SWINE FLU-RELATED TOTAL: 35
Three more Clark County deaths tied to H1N1 virus
The Southern Nevada Health District is reporting three more H1N1-related deaths for the week ending Dec. 19.
The patients were a 38-year-old woman, a 42-year-old man, and a 53-year-old man, each of whom had underlying medical conditions, district officials said in a release. One death occurred in early November and was reported to the health district last week.
This puts the total swine flu-related deaths for the year at 35 in Clark County.
To date, the health district has received 152,100 doses of the 2009 H1N1 influenza vaccine, some of which has been distributed to private providers. More than 360,000 doses have been delivered to private providers in Clark County by the Nevada State Health Division. The health district has administered more than 95,600 doses since October.
20,000 BABIES BORN
State’s population growth slows, rising just 1 percent
Nevada’s population growth has slowed, rising just 1 percent in the past year.
The U.S. Census Bureau on Wednesday estimated the state’s population as of July 1 as 2.64 million, about 27,000 more than in 2008.
About 20,000 of the new residents arrived through childbirth. The census bureau estimates 11,000 people moved to Nevada from elsewhere, while 4,000 left the state.
The fastest growing states were Wyoming, Utah and Texas.
The official census count conducted every 10 years will be in early 2010. That count is used to determine how many congressional seats each state is awarded, and Nevada is expected to pick up another seat for a total of four.
AFFAIR, $96,000 CITED
Watchdog group puts Ensign on 2009 list of ethics scandals
A government watchdog group has put Nevada U.S. Sen. John Ensign on its Top 10 list of ethics scandals for 2009.
Citizens for Responsibility and Ethics listed the Nevada Republican for his conduct involving his affair with Cindy Hampton, a former campaign staffer and wife of his then-administrative assistant Doug Hampton.
The Washington, D.C.-based group takes Ensign to task for failing to disclose $96,000 Ensign’s parents paid to the Hamptons, and his efforts to help Doug Hampton become a lobbyist. Ensign says the money was a gift.
Republican Sen. Tom Coburn of Oklahoma also was criticized for helping Hampton violate the lobbying ban by meeting with Hampton’s lobbying clients.
The watchdog group filed a complaint with the Senate Ethics Committee seeking an investigation.
Ensign has acknowledged the affair.
DEPARTMENT OF DEFENSE MONEY
Desert Research Institute to create dust-detecting system
Nevada’s Desert Research Institute will receive $1.2 million to create a mobile aerosol monitoring system for the Department of Defense.
The funding was included in a military appropriations conference report and announced this week by U.S. Senate Majority Leader Harry Reid, D-Nev.
Officials say the system will help the military better understand the relationships between troop exposure to desert dust and respiratory and other health problems.
They say it also will allow them to determine the effects of dust on military equipment.

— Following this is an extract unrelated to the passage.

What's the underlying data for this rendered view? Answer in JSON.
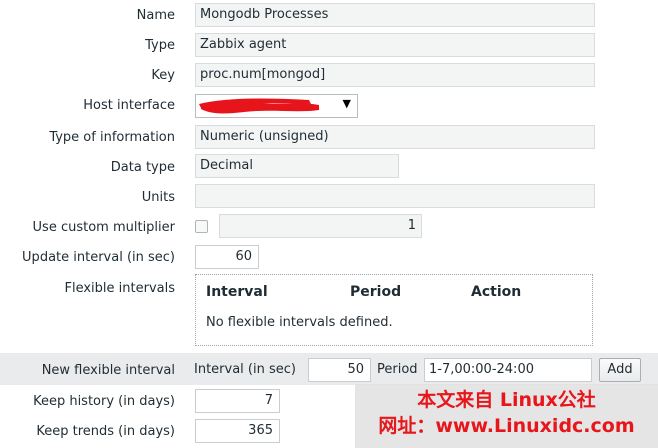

BACK AT WORK
Jackson’s doctor filmed by documentary crew
When Michael Jackson’s embattled personal physician returned to work last month, cameras were rolling.
Miranda Sevcik, a spokeswoman for Dr. Conrad Murray, confirms that a British documentary crew chronicled his first day back at a Houston clinic for the poor.
Murray returned to the clinic Nov. 23 and was greeted by several patients and his pastor.
Murray remains under investigation for his role in Jackson’s June 25 death. No charges have been filed, but investigators are looking into whether Murray improperly administered the pop superstar the powerful anesthetic propofol.